- **Your assignment**
Scan the entries that follow and work out how many lines contain "JSON". Give the number and nothing else.

- **Data about app and page elements**

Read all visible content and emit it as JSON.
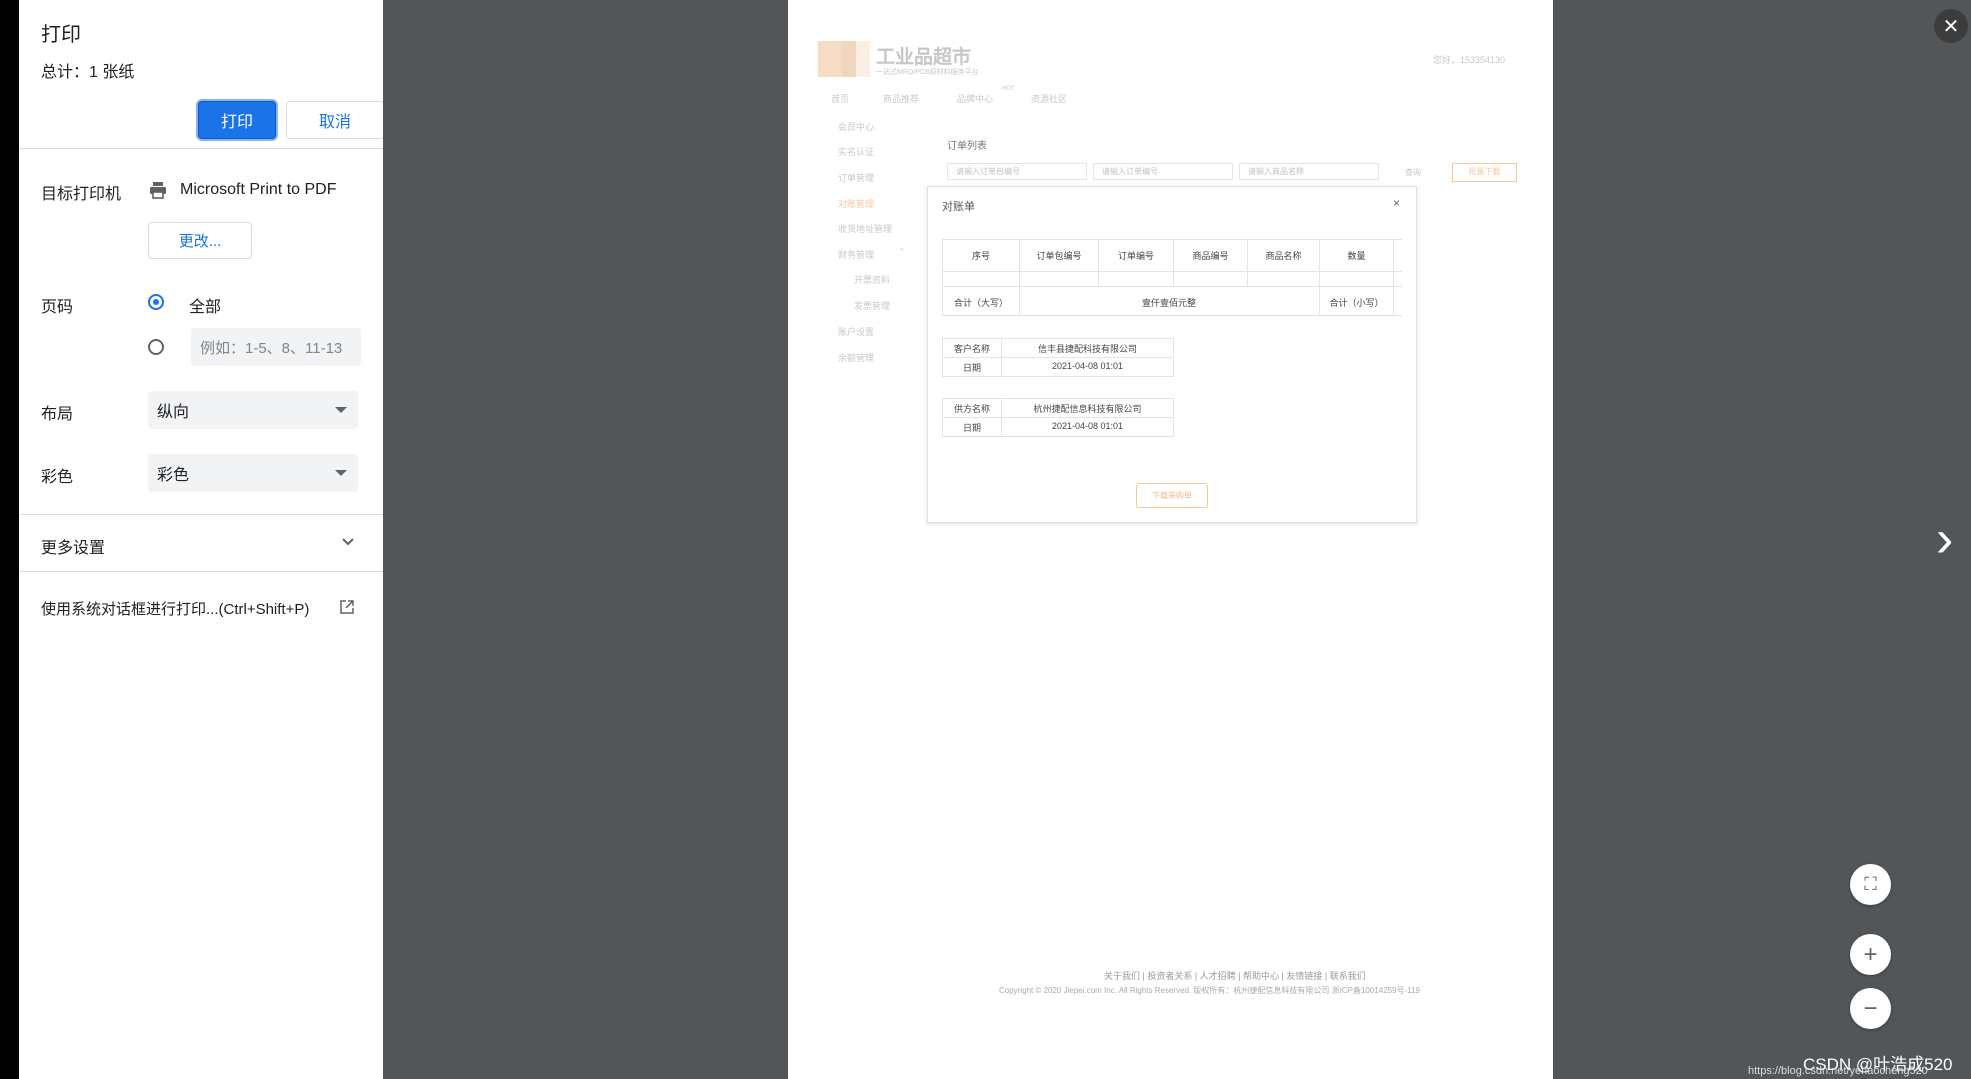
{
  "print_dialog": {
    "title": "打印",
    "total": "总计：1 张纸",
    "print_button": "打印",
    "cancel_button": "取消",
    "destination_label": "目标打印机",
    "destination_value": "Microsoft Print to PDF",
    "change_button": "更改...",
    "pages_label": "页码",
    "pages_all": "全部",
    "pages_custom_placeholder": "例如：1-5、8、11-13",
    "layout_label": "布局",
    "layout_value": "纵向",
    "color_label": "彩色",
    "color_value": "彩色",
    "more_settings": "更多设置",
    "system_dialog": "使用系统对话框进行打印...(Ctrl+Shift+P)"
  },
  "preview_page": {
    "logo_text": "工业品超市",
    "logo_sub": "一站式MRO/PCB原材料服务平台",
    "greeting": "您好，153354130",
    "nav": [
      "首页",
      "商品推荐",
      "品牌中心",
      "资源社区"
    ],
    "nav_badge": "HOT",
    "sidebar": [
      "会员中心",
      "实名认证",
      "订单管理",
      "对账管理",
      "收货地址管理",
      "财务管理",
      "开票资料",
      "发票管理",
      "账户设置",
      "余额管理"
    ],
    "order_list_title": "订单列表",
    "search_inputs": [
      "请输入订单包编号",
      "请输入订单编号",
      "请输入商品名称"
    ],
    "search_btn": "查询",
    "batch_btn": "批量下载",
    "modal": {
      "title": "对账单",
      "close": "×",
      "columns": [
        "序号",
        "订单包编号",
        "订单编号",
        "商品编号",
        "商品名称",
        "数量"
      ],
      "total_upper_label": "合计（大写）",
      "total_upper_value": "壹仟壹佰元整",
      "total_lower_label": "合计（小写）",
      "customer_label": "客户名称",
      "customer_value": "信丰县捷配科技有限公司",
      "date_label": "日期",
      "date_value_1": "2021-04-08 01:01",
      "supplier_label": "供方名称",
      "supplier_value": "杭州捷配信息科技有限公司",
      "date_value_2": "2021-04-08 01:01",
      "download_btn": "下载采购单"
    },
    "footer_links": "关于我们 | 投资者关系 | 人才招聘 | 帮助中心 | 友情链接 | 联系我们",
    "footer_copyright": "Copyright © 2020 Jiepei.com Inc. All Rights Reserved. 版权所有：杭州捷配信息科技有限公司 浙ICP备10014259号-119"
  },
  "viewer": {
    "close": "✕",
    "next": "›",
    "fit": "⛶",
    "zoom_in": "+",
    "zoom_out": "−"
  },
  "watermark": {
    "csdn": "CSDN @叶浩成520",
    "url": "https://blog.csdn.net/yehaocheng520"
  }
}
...
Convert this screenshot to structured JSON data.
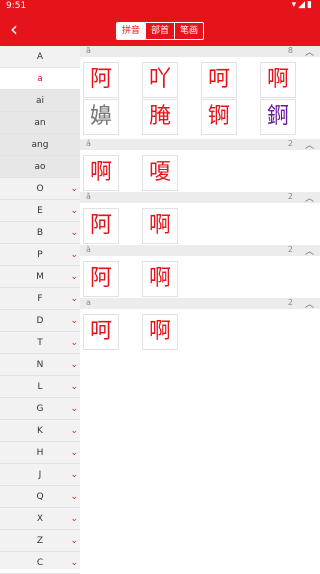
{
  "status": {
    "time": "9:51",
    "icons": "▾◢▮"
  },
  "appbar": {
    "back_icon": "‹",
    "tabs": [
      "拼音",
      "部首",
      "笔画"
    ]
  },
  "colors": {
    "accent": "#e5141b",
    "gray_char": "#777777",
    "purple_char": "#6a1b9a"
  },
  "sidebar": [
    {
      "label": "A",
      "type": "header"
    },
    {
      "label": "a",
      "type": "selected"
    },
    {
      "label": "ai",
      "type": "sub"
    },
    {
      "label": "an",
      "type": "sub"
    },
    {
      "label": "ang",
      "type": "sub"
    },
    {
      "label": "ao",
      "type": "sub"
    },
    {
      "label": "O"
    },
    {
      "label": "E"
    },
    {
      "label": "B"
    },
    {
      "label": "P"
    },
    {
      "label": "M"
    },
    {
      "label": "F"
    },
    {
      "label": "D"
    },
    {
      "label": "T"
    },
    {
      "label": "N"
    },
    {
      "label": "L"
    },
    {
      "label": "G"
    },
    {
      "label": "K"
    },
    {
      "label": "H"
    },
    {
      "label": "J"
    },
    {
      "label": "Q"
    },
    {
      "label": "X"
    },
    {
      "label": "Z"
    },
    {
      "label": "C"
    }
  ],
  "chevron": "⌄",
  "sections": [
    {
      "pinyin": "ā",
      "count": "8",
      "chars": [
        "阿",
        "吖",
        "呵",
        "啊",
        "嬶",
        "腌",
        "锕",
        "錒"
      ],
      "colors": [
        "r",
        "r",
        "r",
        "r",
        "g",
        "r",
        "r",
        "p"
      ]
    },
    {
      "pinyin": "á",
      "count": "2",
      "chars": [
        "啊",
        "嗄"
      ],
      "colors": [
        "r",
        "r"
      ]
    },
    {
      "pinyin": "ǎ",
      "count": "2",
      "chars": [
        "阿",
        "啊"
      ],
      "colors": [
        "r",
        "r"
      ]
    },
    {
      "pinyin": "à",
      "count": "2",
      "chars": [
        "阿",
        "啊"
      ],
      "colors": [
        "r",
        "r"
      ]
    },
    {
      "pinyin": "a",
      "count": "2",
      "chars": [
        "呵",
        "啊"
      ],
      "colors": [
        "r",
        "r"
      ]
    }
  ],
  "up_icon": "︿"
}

- **Response**
2